As a precaution, pumpers were brought in from Maryland and Virginia to ensure that D.C. firefighters would not be caught without enough water. The trucks were expected to remain in the District for at least another day, said Alan Etter, a D.C. Fire and EMS spokesman.

By 2 p.m., WASA was able to restore service to all the hospitals, General Manager Jerry N. Johnson said. All but a couple of blocks, immediately west of the water main break, were expected to be back online yesterday.

However, a second, smaller main -- this one eight inches in diameter -- ruptured in the same area about 8 p.m. yesterday, according to officials with the D.C. Emergency Management Agency. Repairs were reported underway late last night, officials said. There was no word on how many residences and businesses were affected.

Precisely what caused the breaks was not clear, Johnson said.

WASA workers were waiting for Washington Gas crews to secure a nearby gas line before descending into the ground to inspect the damage to the larger water main and determine what is needed to repair it.

People served by the 36-inch line awoke to find themselves unable to take a shower or make a cup of coffee.

"I flushed the toilet, and it was dry as a desert," said Donald Cooper, 67, who lives in the 1600 block of Euclid Street NW. "I was cursing."

When they realized that they were in for a very dry morning, many people in Cooper's neighborhood bolted to the Safeway on Columbia Road NW in search of bottled water. By noon, the shelves were bare, save for a few dozen bottles of sparkling water. A clerk working the aisle told anxious customers that the storeroom was cleared out, too.

Amanda Wick, 26, was one of those who showed up late, having discovered her dry tap about 5 a.m. only to go back to bed until 11 a.m.

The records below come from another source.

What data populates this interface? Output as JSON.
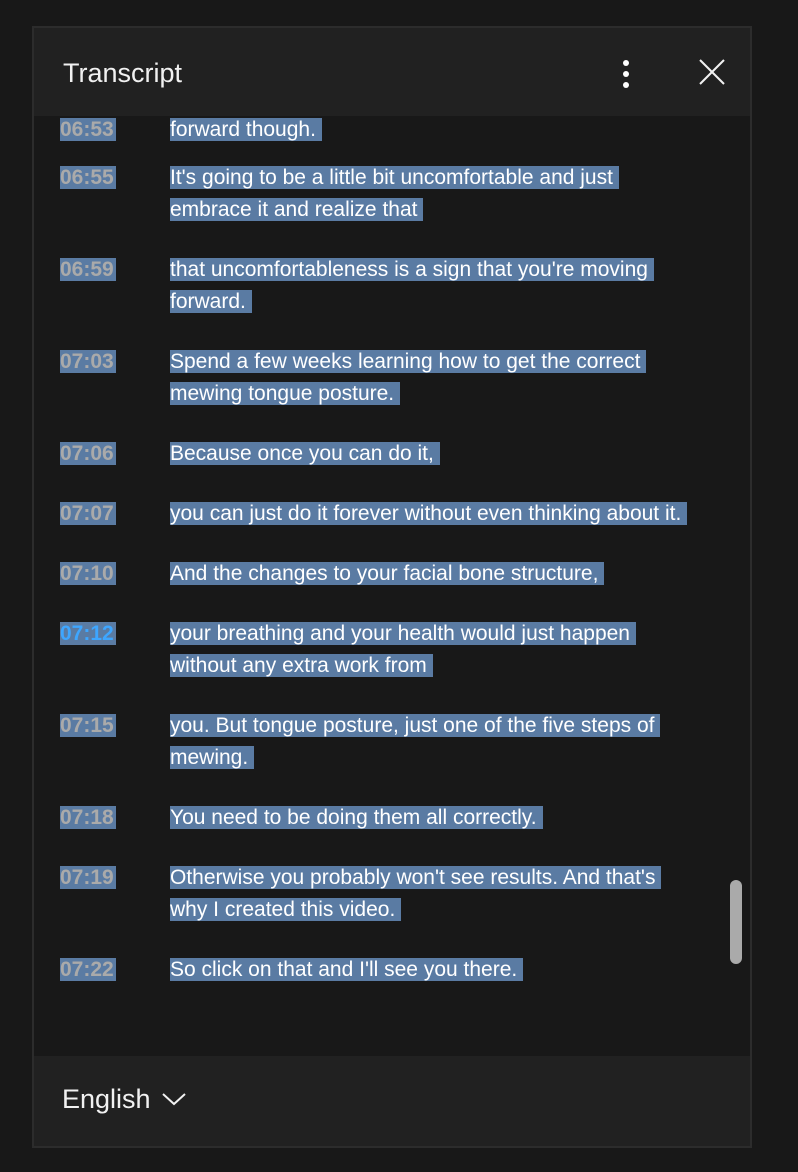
{
  "panel": {
    "title": "Transcript",
    "more_icon": "more-vert-icon",
    "close_icon": "close-icon"
  },
  "segments": [
    {
      "time": "06:53",
      "text": "forward though.",
      "active": false
    },
    {
      "time": "06:55",
      "text": "It's going to be a little bit uncomfortable and just embrace it and realize that",
      "active": false
    },
    {
      "time": "06:59",
      "text": "that uncomfortableness is a sign that you're moving forward.",
      "active": false
    },
    {
      "time": "07:03",
      "text": "Spend a few weeks learning how to get the correct mewing tongue posture.",
      "active": false
    },
    {
      "time": "07:06",
      "text": "Because once you can do it,",
      "active": false
    },
    {
      "time": "07:07",
      "text": "you can just do it forever without even thinking about it.",
      "active": false
    },
    {
      "time": "07:10",
      "text": "And the changes to your facial bone structure,",
      "active": false
    },
    {
      "time": "07:12",
      "text": "your breathing and your health would just happen without any extra work from",
      "active": true
    },
    {
      "time": "07:15",
      "text": "you. But tongue posture, just one of the five steps of mewing.",
      "active": false
    },
    {
      "time": "07:18",
      "text": "You need to be doing them all correctly.",
      "active": false
    },
    {
      "time": "07:19",
      "text": "Otherwise you probably won't see results. And that's why I created this video.",
      "active": false
    },
    {
      "time": "07:22",
      "text": "So click on that and I'll see you there.",
      "active": false
    }
  ],
  "footer": {
    "language": "English",
    "chevron_icon": "chevron-down-icon"
  },
  "colors": {
    "selection": "#5a7ba3",
    "active_timestamp": "#3ea6ff",
    "timestamp": "#aaaaaa"
  }
}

"I was hoping," she said of her belated excursion to the water aisle at Safeway, "but I realize there are too many early birds in this town."

On a sunny day when the neighborhood's cafes and grills would ordinarily be bustling, several businesses in Adams Morgan were forced to lock their doors.

The Starbucks at Adams Mill and Columbia roads posted a sign on its door telling customers it was closed because of the water problem. Burger King on Columbia Road did, too.

On 18th Street, Tryst was trying to make a go of it by selling bottled drinks and baked goods, but business was all but dead. "You really can't run," manager Mike Rosato said. "No coffee? We are a coffee bar."

Back on Columbia Road, the Pizza Hut did not have water, either, according to a man behind the counter, but it was open and serving pizza.

Whether it or any of the other restaurants lacking water should have been open is a question for the Health Department.

Abrar said any restaurant has to have running water to operate. Even in fast-food restaurants that use disposable utensils and food containers, employees have to be able to wash their hands, she said.

"You cannot operate a restaurant without water," she said, and to do so would be a "violation" of the city's health code.

At least one Adams Morgan eatery appeared to have found a way around the water crisis.

Asylum, a restaurant and bar on 18th Street, invested in a water tank a few years ago after one too many interruptions in water service, owner Jim Andrade said.

So while other places were turning people away, Asylum was welcoming customers and serving them on real plates.

"Everything as usual," Andrade said.

Asylum's upstairs neighbor, Joys Nails, didn't have the luxury of a water tank, so it closed, owner The Nguyen said.

"We need water for hands, we need water for feet. We can't do anything," she said after locking up.

Saturday is often her most lucrative day, she said.

Staff writer Martin Weil contributed to this report.

© 2005 The Washington Post Company